Last August, at the direction of loving, astute supervisors and with very little warning, I walked out of a church I birthed and never returned.  I had to walk away to save myself. For months I cried deep, wrenching sobs every sunday. I was white hot angry at pastors who whined about their jobs and was booger green jealous at those churches that seemed to thrive even under weak, careless or (what was that Pence word?) oh, “feckless” leadership. I still tear up when I think of those people and duck around corners when I see them because I don’t feel I can talk without tearing up and making us all feel uncomfortable.
But it isn’t just my church I got cut off on. It seems to be every church. When I try and visit church I shake, break into cold sweats, am over the top anxious and due to naseau feel ready to toss my communion wafers and grape juice. I have tried arriving late so I don’t have to interact, earplugs and several other calming techniques, to no avail. “Why does this happen?”, people ask me. I don’t fecking (pence word) know, anymore than I know how to fix it. I hate it and feel like I am being unjustly kept from oxygen. 

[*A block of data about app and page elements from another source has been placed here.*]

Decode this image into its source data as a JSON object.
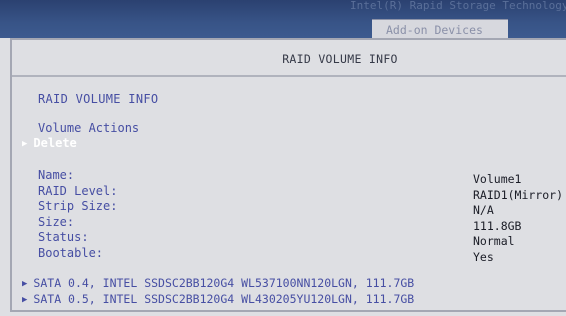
{
  "topbar": {
    "faint_text": "Intel(R) Rapid Storage Technology",
    "tab_label": "Add-on Devices"
  },
  "header": {
    "title": "RAID VOLUME INFO"
  },
  "section": {
    "title": "RAID VOLUME INFO",
    "actions_label": "Volume Actions",
    "delete_label": "Delete"
  },
  "fields": [
    {
      "label": "Name:",
      "value": "Volume1"
    },
    {
      "label": "RAID Level:",
      "value": "RAID1(Mirror)"
    },
    {
      "label": "Strip Size:",
      "value": "N/A"
    },
    {
      "label": "Size:",
      "value": "111.8GB"
    },
    {
      "label": "Status:",
      "value": "Normal"
    },
    {
      "label": "Bootable:",
      "value": "Yes"
    }
  ],
  "disks": [
    "SATA 0.4, INTEL SSDSC2BB120G4 WL537100NN120LGN, 111.7GB",
    "SATA 0.5, INTEL SSDSC2BB120G4 WL430205YU120LGN, 111.7GB"
  ],
  "colors": {
    "background": "#dedfe3",
    "topbar": "#385487",
    "label_blue": "#464ea3",
    "value_text": "#1a1c26",
    "selected_text": "#ffffff"
  }
}
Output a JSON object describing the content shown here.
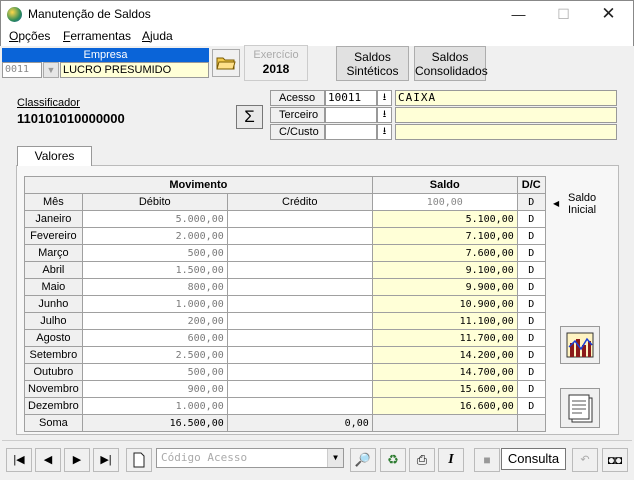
{
  "window": {
    "title": "Manutenção de Saldos",
    "minimize": "—",
    "maximize": "☐",
    "close": "✕"
  },
  "menu": [
    {
      "label": "Opções",
      "underline_char": "O"
    },
    {
      "label": "Ferramentas",
      "underline_char": "F"
    },
    {
      "label": "Ajuda",
      "underline_char": "A"
    }
  ],
  "empresa": {
    "header": "Empresa",
    "code": "0011",
    "name": "LUCRO PRESUMIDO"
  },
  "exercicio": {
    "label": "Exercício",
    "value": "2018"
  },
  "buttons": {
    "saldos_sinteticos": [
      "Saldos",
      "Sintéticos"
    ],
    "saldos_consolidados": [
      "Saldos",
      "Consolidados"
    ]
  },
  "classificador": {
    "label": "Classificador",
    "value": "110101010000000"
  },
  "account": {
    "rows": [
      {
        "label": "Acesso",
        "value": "10011",
        "desc": "CAIXA"
      },
      {
        "label": "Terceiro",
        "value": "",
        "desc": ""
      },
      {
        "label": "C/Custo",
        "value": "",
        "desc": ""
      }
    ]
  },
  "tab": {
    "label": "Valores"
  },
  "grid": {
    "group_headers": {
      "movimento": "Movimento",
      "saldo": "Saldo",
      "dc": "D/C"
    },
    "sub_headers": {
      "mes": "Mês",
      "debito": "Débito",
      "credito": "Crédito"
    },
    "initial": {
      "saldo": "100,00",
      "dc": "D"
    },
    "rows": [
      {
        "mes": "Janeiro",
        "debito": "5.000,00",
        "credito": "",
        "saldo": "5.100,00",
        "dc": "D"
      },
      {
        "mes": "Fevereiro",
        "debito": "2.000,00",
        "credito": "",
        "saldo": "7.100,00",
        "dc": "D"
      },
      {
        "mes": "Março",
        "debito": "500,00",
        "credito": "",
        "saldo": "7.600,00",
        "dc": "D"
      },
      {
        "mes": "Abril",
        "debito": "1.500,00",
        "credito": "",
        "saldo": "9.100,00",
        "dc": "D"
      },
      {
        "mes": "Maio",
        "debito": "800,00",
        "credito": "",
        "saldo": "9.900,00",
        "dc": "D"
      },
      {
        "mes": "Junho",
        "debito": "1.000,00",
        "credito": "",
        "saldo": "10.900,00",
        "dc": "D"
      },
      {
        "mes": "Julho",
        "debito": "200,00",
        "credito": "",
        "saldo": "11.100,00",
        "dc": "D"
      },
      {
        "mes": "Agosto",
        "debito": "600,00",
        "credito": "",
        "saldo": "11.700,00",
        "dc": "D"
      },
      {
        "mes": "Setembro",
        "debito": "2.500,00",
        "credito": "",
        "saldo": "14.200,00",
        "dc": "D"
      },
      {
        "mes": "Outubro",
        "debito": "500,00",
        "credito": "",
        "saldo": "14.700,00",
        "dc": "D"
      },
      {
        "mes": "Novembro",
        "debito": "900,00",
        "credito": "",
        "saldo": "15.600,00",
        "dc": "D"
      },
      {
        "mes": "Dezembro",
        "debito": "1.000,00",
        "credito": "",
        "saldo": "16.600,00",
        "dc": "D"
      }
    ],
    "total": {
      "label": "Soma",
      "debito": "16.500,00",
      "credito": "0,00"
    }
  },
  "saldo_inicial_label": [
    "Saldo",
    "Inicial"
  ],
  "toolbar": {
    "code_placeholder": "Código Acesso",
    "mode": "Consulta"
  }
}
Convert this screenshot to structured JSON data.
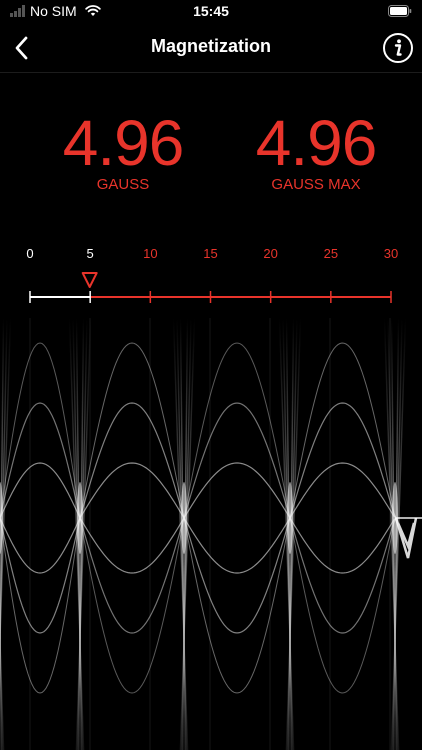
{
  "status": {
    "carrier": "No SIM",
    "time": "15:45"
  },
  "nav": {
    "title": "Magnetization"
  },
  "readings": {
    "current_value": "4.96",
    "current_unit": "GAUSS",
    "max_value": "4.96",
    "max_unit": "GAUSS MAX"
  },
  "scale": {
    "ticks": [
      "0",
      "5",
      "10",
      "15",
      "20",
      "25",
      "30"
    ],
    "min": 0,
    "max": 30,
    "current": 4.96,
    "below_color": "#ffffff",
    "above_color": "#e8342b"
  },
  "colors": {
    "accent": "#e8342b",
    "background": "#000000",
    "text": "#ffffff"
  },
  "icons": {
    "back": "chevron-left-icon",
    "info": "info-icon",
    "wifi": "wifi-icon",
    "signal": "signal-icon",
    "battery": "battery-icon"
  }
}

Without the life raft and ritual of church I am still adrift but finding patience to wait for my health to catch up with my hope. I have had to remind myself that going to church doesn’t equal faith; that’s just ritual. It has re-prioritized my relationship with God to be what it always should have been, focused on Christ not on the gathering of people. I can now focus on what I have and not what I’ve lost, the beautiful collective expression of faith.   
So, relax people. My not going to church doesn’t mean I’m going straight to hell, just to starbucks. Judge that coffee snobs, not my faith.